Two gladiators at the end of a fight, one is victorious and the other falls, bloodied ... A new fresco was discovered on the archaeological site of Pompeii, said Friday the Italian Ministry of Culture.
Face to face are a "mirmillon" and a "Thrace", two types of gladiators with different armor, classic opponents of the arena of ancient Rome.
The first, gladium (short Roman sword) and scutum (large shield) in hand is wearing a wide-brimmed helmet, the crest and its horsehair plume, while the second, in the losing position, shield fallen to the ground has the body covered of blood.
The trapezoid-shaped fresco, measuring approximately 1.12 by 1.5 meters, was discovered during excavations in an ancient basement at the corner of the rue des Noces d'Argent (vicolo delle Nozze d Argento) and Balcons street (Vicolo dei Balconi), two of the cobblestone streets of the ancient, buried city.
Above the fresco, we can see what probably corresponds to the imprint of the staircase of this room which was to be a tavern twenty centuries ago with, on the upper floor, a dwelling occupied by the owners, or more likely, given the presence of gladiators, by prostitutes, says the ministry in a statement.
"A few years ago, the site of Pompeii was known around the world for its negative image: collapses, employee strikes and tourist queues under the sun," said Italian Minister of Culture Dario Franceschini.
"Today, it is a welcoming site, with millions of additional tourists, but above all a site once again dedicated to research, as evidenced by the ongoing excavations.This new discovery shows that Pompeii is an inexhaustible mine of knowledge for archaeologists, "he added.
For Massimo Osanna, director of the excavations, quoted in the release, the interest of the fresco lies in "the realistic representation of injuries, such as the wrist and breast of the beaten gladiator, which lets the blood flow and wets his leggings" .
"We do not know the outcome of the fight, there could be death but also grace, the latter being suggested by the gesture of the hand made by the Thracian as to implore salvation".

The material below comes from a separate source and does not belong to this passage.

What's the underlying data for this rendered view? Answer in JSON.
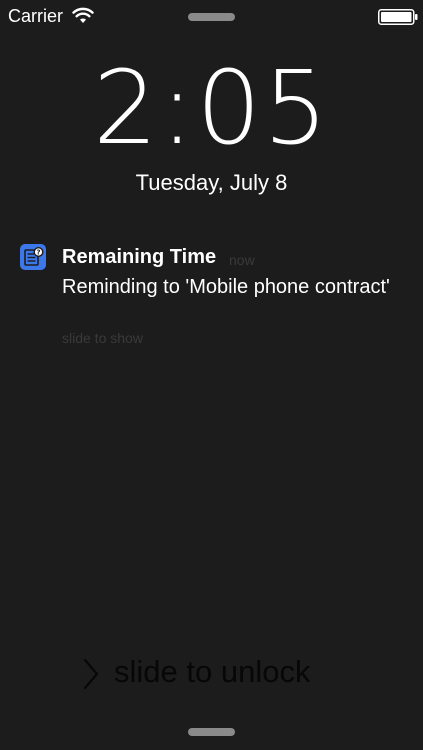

Tourist site among the most visited of Italy, the ancient Roman city of Pompeii was buried by the eruption of Vesuvius in the year 79. If the writings of Pliny the Younger date the catastrophe to August 24, 79, recent search find it rather in autumn of the same year.
© 2019 AFP